  1. appreciate achievements in physics and recognise their limitations;
  2. accept the provisional status of the knowledge and theory of physics;
  3. apply the knowledge and understanding of physics rationally in making informed decisions or judgments on issues in their daily lives; and
  4. be aware of the social, economic, environmental and technological implications of the achievements in physics.

(3) towards learning as a lifelong process

Students are expected to:

  1. recognise the consequences of the evolutionary nature of scientific knowledge and understand that constant updating of knowledge is important in the world of science and technology;
  2. be exposed to new developments in physics, science and technology and develop an interest in them; and
  3. recognise the importance of lifelong learning in our rapidly changing knowledge-based society.


Teaching methods

  1. Guided discovery approach will be adopted.  Some experiments will be performed by students while some are demonstrated by teachers.  Students will investigate and discover by themselves.  Worksheets will be set so that students will learn how to take readings, plot graphs, draw results and conclusions.
  2. Daily life examples will be given so as to arouse students‘ interest.  
  3. Student centered approach will be carried out so that the students will participate more in the class. Hence the teacher will know more about the standards of the students.
  4. Questions from past papers will be given to the students as examples, homework and revision exercises.  Students will know more about the standards of the public examination and they will have more confidence in Physics.
  5. Simple projects will be set to guide students discover that there are so many things around us relating to Physics and they can explain the phenomenon using the knowledge they have learned in Physics. The main purpose is to arouse their interests in learning Physics.

Teaching syllabus and teaching schedules
Refer to the enclosed teaching syllabus and schedules.
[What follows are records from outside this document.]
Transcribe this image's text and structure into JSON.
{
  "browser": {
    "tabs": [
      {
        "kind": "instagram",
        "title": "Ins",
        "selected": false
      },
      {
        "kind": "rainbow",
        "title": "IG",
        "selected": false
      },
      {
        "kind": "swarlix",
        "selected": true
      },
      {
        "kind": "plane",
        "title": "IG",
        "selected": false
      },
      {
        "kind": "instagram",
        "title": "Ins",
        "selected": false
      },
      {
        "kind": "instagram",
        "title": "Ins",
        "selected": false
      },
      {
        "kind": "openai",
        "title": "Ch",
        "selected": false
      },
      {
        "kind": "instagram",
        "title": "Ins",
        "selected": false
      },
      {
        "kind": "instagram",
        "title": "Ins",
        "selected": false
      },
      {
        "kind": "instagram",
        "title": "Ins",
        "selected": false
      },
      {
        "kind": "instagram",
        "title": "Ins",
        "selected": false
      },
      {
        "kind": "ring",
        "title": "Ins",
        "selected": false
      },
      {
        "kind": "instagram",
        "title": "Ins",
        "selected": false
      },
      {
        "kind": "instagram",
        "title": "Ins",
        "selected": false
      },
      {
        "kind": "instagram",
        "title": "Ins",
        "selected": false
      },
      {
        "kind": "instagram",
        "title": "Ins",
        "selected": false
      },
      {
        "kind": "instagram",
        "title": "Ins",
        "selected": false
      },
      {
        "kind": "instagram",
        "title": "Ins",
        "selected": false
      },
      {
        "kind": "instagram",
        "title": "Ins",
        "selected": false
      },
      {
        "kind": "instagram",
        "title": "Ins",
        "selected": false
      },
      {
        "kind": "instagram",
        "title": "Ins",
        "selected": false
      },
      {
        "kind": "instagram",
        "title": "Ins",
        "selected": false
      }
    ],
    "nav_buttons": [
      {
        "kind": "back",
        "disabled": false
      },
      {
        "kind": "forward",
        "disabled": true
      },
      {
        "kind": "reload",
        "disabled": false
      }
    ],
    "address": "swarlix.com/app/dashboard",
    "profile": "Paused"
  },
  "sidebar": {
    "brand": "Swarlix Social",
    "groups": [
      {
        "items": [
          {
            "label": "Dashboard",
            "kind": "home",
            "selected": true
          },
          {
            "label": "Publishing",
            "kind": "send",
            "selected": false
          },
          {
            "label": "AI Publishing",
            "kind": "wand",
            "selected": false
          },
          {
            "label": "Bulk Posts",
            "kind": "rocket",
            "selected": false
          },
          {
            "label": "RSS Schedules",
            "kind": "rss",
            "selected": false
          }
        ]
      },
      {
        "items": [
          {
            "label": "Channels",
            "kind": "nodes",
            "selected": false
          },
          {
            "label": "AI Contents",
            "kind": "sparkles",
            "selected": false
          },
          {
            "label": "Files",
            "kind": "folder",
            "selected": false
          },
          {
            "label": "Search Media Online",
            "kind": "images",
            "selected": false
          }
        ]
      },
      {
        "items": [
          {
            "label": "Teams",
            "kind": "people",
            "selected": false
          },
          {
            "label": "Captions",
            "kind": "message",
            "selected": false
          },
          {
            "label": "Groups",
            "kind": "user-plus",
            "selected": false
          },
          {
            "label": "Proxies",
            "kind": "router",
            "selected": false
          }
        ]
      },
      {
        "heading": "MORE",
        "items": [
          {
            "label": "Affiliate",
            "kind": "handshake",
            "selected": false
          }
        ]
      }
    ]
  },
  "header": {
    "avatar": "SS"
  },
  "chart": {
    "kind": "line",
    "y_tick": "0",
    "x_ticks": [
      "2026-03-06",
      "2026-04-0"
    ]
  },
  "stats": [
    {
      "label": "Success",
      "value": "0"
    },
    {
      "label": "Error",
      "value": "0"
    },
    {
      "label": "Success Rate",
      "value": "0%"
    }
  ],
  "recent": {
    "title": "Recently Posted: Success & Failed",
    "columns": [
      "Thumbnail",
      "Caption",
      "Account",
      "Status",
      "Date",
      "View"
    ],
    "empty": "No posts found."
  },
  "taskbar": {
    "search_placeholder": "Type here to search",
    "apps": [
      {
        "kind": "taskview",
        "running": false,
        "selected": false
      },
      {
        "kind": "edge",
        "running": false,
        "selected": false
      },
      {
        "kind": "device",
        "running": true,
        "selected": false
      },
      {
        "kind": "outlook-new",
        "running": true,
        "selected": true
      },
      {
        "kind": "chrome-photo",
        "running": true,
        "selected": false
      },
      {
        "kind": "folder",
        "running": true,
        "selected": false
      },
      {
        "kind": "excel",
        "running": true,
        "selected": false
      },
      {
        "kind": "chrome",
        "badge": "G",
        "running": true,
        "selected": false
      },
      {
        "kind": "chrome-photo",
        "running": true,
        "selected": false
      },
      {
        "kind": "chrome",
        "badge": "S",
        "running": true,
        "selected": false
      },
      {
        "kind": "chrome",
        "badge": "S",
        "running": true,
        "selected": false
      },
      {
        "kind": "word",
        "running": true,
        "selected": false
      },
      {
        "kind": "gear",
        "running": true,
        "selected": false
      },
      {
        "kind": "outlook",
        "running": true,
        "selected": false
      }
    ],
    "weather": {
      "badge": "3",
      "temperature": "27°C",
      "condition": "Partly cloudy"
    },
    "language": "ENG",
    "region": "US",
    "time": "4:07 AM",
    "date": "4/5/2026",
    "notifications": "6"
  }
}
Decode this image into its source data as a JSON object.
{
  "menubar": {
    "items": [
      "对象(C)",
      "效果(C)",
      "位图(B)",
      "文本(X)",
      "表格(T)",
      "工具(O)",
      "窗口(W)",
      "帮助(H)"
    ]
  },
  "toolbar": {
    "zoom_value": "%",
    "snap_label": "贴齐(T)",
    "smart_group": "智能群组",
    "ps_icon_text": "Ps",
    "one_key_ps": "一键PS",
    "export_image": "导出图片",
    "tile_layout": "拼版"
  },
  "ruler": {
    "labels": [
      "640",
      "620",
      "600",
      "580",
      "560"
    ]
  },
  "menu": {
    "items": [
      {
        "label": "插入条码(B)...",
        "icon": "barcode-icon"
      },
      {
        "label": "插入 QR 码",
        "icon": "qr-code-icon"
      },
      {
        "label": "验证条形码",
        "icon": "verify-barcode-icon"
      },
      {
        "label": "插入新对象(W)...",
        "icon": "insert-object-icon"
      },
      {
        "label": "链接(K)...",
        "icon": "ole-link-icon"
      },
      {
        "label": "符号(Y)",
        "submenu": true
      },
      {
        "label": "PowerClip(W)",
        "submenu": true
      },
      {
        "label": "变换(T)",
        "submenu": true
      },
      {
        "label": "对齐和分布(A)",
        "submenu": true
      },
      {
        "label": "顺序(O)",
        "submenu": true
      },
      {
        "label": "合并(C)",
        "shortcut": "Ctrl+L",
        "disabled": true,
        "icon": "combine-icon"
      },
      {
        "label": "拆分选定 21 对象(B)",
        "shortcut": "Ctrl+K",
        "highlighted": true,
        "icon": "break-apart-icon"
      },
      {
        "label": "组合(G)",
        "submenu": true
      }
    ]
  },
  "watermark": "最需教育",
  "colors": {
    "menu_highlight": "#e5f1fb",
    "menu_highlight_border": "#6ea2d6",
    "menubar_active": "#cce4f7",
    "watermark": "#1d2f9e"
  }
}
Informal meetings among panel members should be held from time to time to discuss the progress of students.

Teaching syllabus and schedules should be followed as closely as possible . Still adjustment can be made whenever necessary.

Preparation for the public examination

  1. Discovery approach will be adopted so as to arouse the students‘ interests in Physics.
  2. Simple notes with various types of exercises will be given to students.
  3. Past papers will be discussed so that students will know the depth of knowledge they should know and be more familiar with the examination format.  This aims at giving them more confidence in preparing for the public examination.     
  4. In Physics, some questions in Paper I would contain a part requiring answers at paragraph length.  Students‘ ability in effective communication would be assessed.  Extra efforts should be paid to the training of students’ abilities in answering descriptive questions.